(Extracted records)
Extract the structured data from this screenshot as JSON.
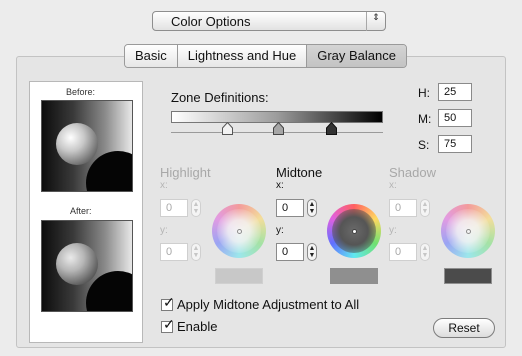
{
  "popup": {
    "value": "Color Options",
    "arrows": "⇕"
  },
  "tabs": [
    {
      "label": "Basic"
    },
    {
      "label": "Lightness and Hue"
    },
    {
      "label": "Gray Balance"
    }
  ],
  "preview": {
    "before_label": "Before:",
    "after_label": "After:"
  },
  "zone": {
    "label": "Zone Definitions:"
  },
  "hms": [
    {
      "label": "H:",
      "value": "25"
    },
    {
      "label": "M:",
      "value": "50"
    },
    {
      "label": "S:",
      "value": "75"
    }
  ],
  "columns": {
    "highlight": {
      "title": "Highlight",
      "x_label": "x:",
      "y_label": "y:",
      "x_value": "0",
      "y_value": "0",
      "swatch_color": "#c8c8c8"
    },
    "midtone": {
      "title": "Midtone",
      "x_label": "x:",
      "y_label": "y:",
      "x_value": "0",
      "y_value": "0",
      "swatch_color": "#8f8f8f"
    },
    "shadow": {
      "title": "Shadow",
      "x_label": "x:",
      "y_label": "y:",
      "x_value": "0",
      "y_value": "0",
      "swatch_color": "#4b4b4b"
    }
  },
  "checkboxes": {
    "apply_all": {
      "label": "Apply Midtone Adjustment to All",
      "checked": true
    },
    "enable": {
      "label": "Enable",
      "checked": true
    }
  },
  "reset_label": "Reset",
  "check_glyph": "✓"
}
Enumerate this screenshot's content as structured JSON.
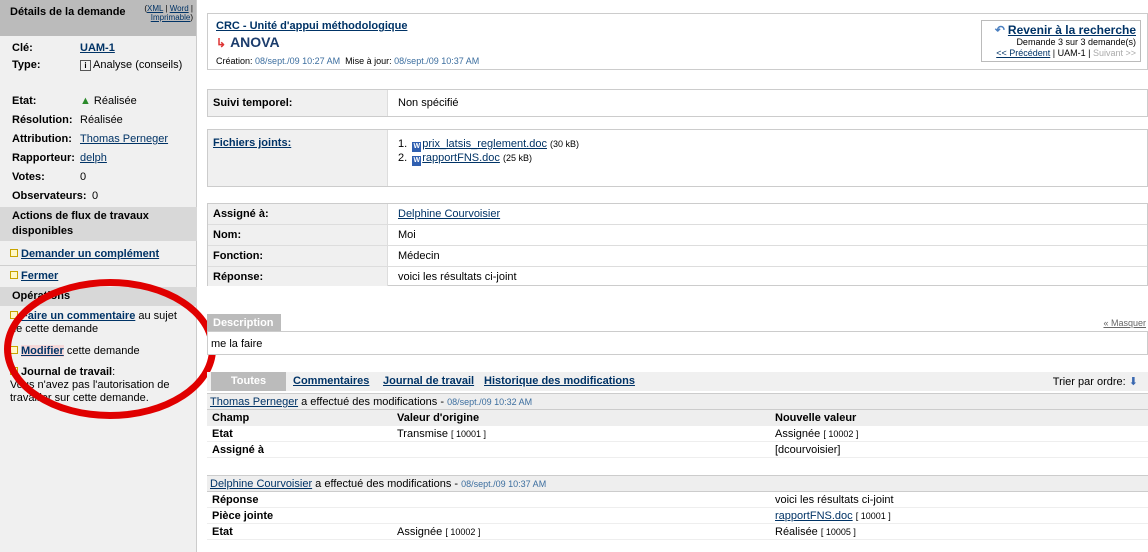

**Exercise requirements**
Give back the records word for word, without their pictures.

**Answer to this task**
Extract the structured data from this screenshot as JSON.
{
  "popup": {
    "value": "Color Options",
    "arrows": "⇕"
  },
  "tabs": [
    {
      "label": "Basic"
    },
    {
      "label": "Lightness and Hue"
    },
    {
      "label": "Gray Balance"
    }
  ],
  "preview": {
    "before_label": "Before:",
    "after_label": "After:"
  },
  "zone": {
    "label": "Zone Definitions:"
  },
  "hms": [
    {
      "label": "H:",
      "value": "25"
    },
    {
      "label": "M:",
      "value": "50"
    },
    {
      "label": "S:",
      "value": "75"
    }
  ],
  "columns": {
    "highlight": {
      "title": "Highlight",
      "x_label": "x:",
      "y_label": "y:",
      "x_value": "0",
      "y_value": "0",
      "swatch_color": "#c8c8c8"
    },
    "midtone": {
      "title": "Midtone",
      "x_label": "x:",
      "y_label": "y:",
      "x_value": "0",
      "y_value": "0",
      "swatch_color": "#8f8f8f"
    },
    "shadow": {
      "title": "Shadow",
      "x_label": "x:",
      "y_label": "y:",
      "x_value": "0",
      "y_value": "0",
      "swatch_color": "#4b4b4b"
    }
  },
  "checkboxes": {
    "apply_all": {
      "label": "Apply Midtone Adjustment to All",
      "checked": true
    },
    "enable": {
      "label": "Enable",
      "checked": true
    }
  },
  "reset_label": "Reset",
  "check_glyph": "✓"
}
Enumerate this screenshot's content as structured JSON.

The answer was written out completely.